→ PROBLEM TO WORK ON: Print all the entries verbatim.

→ DATA PROVIDED:
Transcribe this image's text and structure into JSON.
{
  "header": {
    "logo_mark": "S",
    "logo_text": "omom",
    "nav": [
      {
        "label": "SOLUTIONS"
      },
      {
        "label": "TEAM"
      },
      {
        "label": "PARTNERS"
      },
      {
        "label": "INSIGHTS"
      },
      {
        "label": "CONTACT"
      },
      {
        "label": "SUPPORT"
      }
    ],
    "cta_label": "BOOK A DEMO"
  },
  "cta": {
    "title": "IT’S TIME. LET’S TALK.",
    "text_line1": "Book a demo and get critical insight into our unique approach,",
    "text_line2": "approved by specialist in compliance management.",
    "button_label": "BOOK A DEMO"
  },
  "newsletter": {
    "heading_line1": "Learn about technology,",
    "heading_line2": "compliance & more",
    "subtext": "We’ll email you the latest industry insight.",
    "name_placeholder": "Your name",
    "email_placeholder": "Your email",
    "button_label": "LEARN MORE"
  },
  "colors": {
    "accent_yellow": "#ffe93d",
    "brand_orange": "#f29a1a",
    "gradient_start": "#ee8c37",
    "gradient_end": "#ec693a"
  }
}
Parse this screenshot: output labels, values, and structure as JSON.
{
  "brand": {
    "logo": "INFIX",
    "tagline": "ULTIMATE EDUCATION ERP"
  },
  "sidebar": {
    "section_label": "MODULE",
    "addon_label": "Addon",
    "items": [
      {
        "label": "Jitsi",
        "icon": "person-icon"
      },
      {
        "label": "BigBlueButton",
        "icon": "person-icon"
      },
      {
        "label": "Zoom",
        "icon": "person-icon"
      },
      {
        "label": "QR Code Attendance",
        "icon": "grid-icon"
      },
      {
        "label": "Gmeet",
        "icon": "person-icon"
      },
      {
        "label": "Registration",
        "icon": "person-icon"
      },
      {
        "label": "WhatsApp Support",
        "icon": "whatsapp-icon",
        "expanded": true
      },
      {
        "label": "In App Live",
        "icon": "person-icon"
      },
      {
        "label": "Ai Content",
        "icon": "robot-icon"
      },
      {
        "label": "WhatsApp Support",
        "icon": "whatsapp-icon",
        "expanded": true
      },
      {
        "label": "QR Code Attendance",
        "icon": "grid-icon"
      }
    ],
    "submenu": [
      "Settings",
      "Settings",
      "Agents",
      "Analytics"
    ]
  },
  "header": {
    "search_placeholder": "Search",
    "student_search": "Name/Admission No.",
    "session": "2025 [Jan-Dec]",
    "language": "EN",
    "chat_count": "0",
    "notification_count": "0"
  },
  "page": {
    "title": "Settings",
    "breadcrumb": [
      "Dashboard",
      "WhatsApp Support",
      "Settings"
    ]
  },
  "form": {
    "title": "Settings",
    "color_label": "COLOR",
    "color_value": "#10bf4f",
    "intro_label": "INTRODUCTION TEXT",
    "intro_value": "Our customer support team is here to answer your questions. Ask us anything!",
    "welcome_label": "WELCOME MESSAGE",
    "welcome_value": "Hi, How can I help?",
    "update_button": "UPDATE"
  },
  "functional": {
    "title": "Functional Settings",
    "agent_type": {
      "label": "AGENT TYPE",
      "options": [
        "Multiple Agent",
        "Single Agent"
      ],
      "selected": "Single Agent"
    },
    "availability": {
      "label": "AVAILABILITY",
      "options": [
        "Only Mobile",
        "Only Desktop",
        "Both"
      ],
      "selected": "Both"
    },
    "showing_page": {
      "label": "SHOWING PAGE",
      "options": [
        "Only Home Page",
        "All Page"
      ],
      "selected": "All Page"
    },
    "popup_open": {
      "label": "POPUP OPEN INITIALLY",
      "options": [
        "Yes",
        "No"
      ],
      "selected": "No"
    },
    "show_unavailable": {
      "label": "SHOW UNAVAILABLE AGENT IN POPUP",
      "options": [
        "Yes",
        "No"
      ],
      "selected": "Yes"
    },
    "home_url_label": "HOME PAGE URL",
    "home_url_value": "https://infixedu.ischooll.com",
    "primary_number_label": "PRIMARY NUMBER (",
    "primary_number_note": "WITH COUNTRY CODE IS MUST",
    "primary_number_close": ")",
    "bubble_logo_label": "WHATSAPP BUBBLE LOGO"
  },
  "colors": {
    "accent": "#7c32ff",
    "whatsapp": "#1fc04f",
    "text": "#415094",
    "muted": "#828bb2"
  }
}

→ WRITTEN ANSWER:
Transcribe this image's text and structure into JSON.
{
  "header": {
    "logo_mark": "S",
    "logo_text": "omom",
    "nav": [
      {
        "label": "SOLUTIONS"
      },
      {
        "label": "TEAM"
      },
      {
        "label": "PARTNERS"
      },
      {
        "label": "INSIGHTS"
      },
      {
        "label": "CONTACT"
      },
      {
        "label": "SUPPORT"
      }
    ],
    "cta_label": "BOOK A DEMO"
  },
  "cta": {
    "title": "IT’S TIME. LET’S TALK.",
    "text_line1": "Book a demo and get critical insight into our unique approach,",
    "text_line2": "approved by specialist in compliance management.",
    "button_label": "BOOK A DEMO"
  },
  "newsletter": {
    "heading_line1": "Learn about technology,",
    "heading_line2": "compliance & more",
    "subtext": "We’ll email you the latest industry insight.",
    "name_placeholder": "Your name",
    "email_placeholder": "Your email",
    "button_label": "LEARN MORE"
  },
  "colors": {
    "accent_yellow": "#ffe93d",
    "brand_orange": "#f29a1a",
    "gradient_start": "#ee8c37",
    "gradient_end": "#ec693a"
  }
}
Parse this screenshot: output labels, values, and structure as JSON.
{
  "brand": {
    "logo": "INFIX",
    "tagline": "ULTIMATE EDUCATION ERP"
  },
  "sidebar": {
    "section_label": "MODULE",
    "addon_label": "Addon",
    "items": [
      {
        "label": "Jitsi",
        "icon": "person-icon"
      },
      {
        "label": "BigBlueButton",
        "icon": "person-icon"
      },
      {
        "label": "Zoom",
        "icon": "person-icon"
      },
      {
        "label": "QR Code Attendance",
        "icon": "grid-icon"
      },
      {
        "label": "Gmeet",
        "icon": "person-icon"
      },
      {
        "label": "Registration",
        "icon": "person-icon"
      },
      {
        "label": "WhatsApp Support",
        "icon": "whatsapp-icon",
        "expanded": true
      },
      {
        "label": "In App Live",
        "icon": "person-icon"
      },
      {
        "label": "Ai Content",
        "icon": "robot-icon"
      },
      {
        "label": "WhatsApp Support",
        "icon": "whatsapp-icon",
        "expanded": true
      },
      {
        "label": "QR Code Attendance",
        "icon": "grid-icon"
      }
    ],
    "submenu": [
      "Settings",
      "Settings",
      "Agents",
      "Analytics"
    ]
  },
  "header": {
    "search_placeholder": "Search",
    "student_search": "Name/Admission No.",
    "session": "2025 [Jan-Dec]",
    "language": "EN",
    "chat_count": "0",
    "notification_count": "0"
  },
  "page": {
    "title": "Settings",
    "breadcrumb": [
      "Dashboard",
      "WhatsApp Support",
      "Settings"
    ]
  },
  "form": {
    "title": "Settings",
    "color_label": "COLOR",
    "color_value": "#10bf4f",
    "intro_label": "INTRODUCTION TEXT",
    "intro_value": "Our customer support team is here to answer your questions. Ask us anything!",
    "welcome_label": "WELCOME MESSAGE",
    "welcome_value": "Hi, How can I help?",
    "update_button": "UPDATE"
  },
  "functional": {
    "title": "Functional Settings",
    "agent_type": {
      "label": "AGENT TYPE",
      "options": [
        "Multiple Agent",
        "Single Agent"
      ],
      "selected": "Single Agent"
    },
    "availability": {
      "label": "AVAILABILITY",
      "options": [
        "Only Mobile",
        "Only Desktop",
        "Both"
      ],
      "selected": "Both"
    },
    "showing_page": {
      "label": "SHOWING PAGE",
      "options": [
        "Only Home Page",
        "All Page"
      ],
      "selected": "All Page"
    },
    "popup_open": {
      "label": "POPUP OPEN INITIALLY",
      "options": [
        "Yes",
        "No"
      ],
      "selected": "No"
    },
    "show_unavailable": {
      "label": "SHOW UNAVAILABLE AGENT IN POPUP",
      "options": [
        "Yes",
        "No"
      ],
      "selected": "Yes"
    },
    "home_url_label": "HOME PAGE URL",
    "home_url_value": "https://infixedu.ischooll.com",
    "primary_number_label": "PRIMARY NUMBER (",
    "primary_number_note": "WITH COUNTRY CODE IS MUST",
    "primary_number_close": ")",
    "bubble_logo_label": "WHATSAPP BUBBLE LOGO"
  },
  "colors": {
    "accent": "#7c32ff",
    "whatsapp": "#1fc04f",
    "text": "#415094",
    "muted": "#828bb2"
  }
}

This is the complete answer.